Web page and app entries:
........

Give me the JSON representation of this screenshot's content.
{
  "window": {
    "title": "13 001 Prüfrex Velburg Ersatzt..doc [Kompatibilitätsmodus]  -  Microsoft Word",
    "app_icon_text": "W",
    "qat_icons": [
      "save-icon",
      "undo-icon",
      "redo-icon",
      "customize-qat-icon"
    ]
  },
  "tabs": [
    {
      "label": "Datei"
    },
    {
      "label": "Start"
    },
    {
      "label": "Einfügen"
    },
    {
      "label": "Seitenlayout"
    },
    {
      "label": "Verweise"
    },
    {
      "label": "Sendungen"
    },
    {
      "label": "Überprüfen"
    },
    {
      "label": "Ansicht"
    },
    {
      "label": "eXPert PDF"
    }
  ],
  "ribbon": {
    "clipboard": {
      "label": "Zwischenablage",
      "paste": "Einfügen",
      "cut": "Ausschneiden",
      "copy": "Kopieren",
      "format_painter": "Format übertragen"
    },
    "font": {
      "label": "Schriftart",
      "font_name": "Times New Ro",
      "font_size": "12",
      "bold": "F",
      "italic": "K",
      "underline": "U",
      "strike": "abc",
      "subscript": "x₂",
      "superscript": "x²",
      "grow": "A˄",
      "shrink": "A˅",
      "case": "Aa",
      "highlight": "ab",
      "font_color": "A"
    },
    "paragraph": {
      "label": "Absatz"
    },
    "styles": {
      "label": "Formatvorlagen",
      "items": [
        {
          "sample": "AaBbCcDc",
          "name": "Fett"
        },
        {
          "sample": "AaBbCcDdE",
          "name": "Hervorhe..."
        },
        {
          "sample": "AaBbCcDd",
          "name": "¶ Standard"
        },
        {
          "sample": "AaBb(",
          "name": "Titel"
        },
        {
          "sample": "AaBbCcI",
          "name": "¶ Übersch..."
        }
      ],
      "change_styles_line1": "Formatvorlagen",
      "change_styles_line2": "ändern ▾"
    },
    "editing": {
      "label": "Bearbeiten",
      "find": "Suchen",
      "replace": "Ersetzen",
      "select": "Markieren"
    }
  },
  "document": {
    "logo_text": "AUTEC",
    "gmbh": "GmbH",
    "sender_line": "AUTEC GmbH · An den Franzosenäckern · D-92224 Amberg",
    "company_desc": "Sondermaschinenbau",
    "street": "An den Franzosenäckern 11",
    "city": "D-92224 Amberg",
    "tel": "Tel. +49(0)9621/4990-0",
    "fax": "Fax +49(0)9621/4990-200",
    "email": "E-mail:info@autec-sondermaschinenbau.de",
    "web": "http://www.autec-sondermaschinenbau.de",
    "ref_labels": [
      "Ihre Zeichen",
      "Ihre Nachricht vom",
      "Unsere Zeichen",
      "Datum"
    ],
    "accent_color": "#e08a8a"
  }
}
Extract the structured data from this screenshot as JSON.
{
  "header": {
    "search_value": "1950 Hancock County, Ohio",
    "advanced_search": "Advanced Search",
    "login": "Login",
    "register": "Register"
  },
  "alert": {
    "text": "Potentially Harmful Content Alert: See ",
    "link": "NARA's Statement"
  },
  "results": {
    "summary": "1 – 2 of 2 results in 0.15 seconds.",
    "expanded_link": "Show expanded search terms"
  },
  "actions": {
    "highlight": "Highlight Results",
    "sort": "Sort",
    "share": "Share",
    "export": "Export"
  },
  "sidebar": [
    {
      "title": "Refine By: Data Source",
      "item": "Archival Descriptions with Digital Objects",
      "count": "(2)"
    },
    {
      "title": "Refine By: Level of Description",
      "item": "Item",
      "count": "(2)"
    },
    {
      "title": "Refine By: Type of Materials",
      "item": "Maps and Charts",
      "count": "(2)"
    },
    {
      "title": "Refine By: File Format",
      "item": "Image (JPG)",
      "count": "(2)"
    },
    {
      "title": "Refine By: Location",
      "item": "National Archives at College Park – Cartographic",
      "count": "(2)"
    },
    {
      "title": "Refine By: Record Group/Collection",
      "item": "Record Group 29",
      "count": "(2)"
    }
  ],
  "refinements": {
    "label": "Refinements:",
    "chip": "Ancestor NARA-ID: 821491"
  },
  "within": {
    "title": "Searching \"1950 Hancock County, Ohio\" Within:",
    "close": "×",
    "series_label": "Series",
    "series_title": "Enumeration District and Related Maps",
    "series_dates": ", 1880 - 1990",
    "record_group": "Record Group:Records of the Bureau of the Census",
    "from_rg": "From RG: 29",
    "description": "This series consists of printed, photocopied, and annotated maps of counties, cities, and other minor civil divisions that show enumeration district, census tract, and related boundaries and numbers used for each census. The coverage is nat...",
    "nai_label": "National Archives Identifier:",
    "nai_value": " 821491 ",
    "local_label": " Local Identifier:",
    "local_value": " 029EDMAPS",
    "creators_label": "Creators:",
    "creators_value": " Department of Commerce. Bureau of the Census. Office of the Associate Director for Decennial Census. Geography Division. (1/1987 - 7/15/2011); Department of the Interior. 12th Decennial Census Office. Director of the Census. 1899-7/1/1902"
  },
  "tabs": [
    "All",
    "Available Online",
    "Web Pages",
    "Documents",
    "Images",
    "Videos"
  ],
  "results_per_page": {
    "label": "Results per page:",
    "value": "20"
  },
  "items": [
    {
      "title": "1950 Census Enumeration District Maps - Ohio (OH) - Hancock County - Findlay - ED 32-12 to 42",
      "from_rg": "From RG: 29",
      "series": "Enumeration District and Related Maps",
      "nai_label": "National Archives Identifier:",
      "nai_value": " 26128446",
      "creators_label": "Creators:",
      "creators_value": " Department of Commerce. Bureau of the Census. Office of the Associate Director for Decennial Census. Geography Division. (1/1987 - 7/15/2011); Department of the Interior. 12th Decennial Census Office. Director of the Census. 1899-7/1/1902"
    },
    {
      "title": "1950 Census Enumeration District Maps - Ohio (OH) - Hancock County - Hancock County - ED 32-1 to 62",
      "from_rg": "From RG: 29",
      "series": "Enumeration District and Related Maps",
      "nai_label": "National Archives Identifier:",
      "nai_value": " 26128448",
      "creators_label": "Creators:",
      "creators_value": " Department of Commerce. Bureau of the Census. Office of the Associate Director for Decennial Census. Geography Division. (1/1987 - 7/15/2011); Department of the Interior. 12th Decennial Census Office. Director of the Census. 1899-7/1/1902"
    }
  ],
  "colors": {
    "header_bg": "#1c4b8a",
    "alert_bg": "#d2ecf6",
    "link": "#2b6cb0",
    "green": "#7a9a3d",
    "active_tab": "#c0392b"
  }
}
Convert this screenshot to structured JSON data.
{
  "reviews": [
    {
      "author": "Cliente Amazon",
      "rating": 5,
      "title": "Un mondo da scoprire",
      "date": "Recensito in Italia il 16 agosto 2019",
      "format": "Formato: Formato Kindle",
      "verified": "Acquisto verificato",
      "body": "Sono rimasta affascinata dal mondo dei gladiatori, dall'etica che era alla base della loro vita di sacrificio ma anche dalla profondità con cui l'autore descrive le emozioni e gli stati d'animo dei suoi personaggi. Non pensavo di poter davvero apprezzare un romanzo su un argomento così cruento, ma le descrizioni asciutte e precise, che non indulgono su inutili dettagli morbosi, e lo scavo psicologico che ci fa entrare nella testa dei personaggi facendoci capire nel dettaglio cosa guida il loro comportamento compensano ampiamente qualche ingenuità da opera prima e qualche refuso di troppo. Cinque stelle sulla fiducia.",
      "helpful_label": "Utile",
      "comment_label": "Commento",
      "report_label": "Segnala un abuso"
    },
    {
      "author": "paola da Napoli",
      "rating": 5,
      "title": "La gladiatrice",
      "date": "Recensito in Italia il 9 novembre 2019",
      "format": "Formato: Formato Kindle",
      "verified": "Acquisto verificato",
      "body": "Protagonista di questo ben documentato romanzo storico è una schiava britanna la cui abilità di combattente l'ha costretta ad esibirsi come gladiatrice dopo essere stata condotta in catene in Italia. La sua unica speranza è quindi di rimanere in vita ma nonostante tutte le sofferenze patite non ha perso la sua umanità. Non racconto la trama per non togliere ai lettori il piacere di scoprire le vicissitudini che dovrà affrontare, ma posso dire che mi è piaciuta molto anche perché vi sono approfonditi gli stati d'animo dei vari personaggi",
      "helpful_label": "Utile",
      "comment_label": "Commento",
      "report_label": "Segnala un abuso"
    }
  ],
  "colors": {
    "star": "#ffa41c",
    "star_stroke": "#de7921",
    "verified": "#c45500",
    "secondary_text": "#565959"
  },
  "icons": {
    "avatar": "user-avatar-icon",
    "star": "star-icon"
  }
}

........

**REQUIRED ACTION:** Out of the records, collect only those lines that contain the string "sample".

**SOLUTION TO THE PROBLEM:**
          "sample": "AaBbCcDc",
          "sample": "AaBbCcDdE",
          "sample": "AaBbCcDd",
          "sample": "AaBb(",
          "sample": "AaBbCcI",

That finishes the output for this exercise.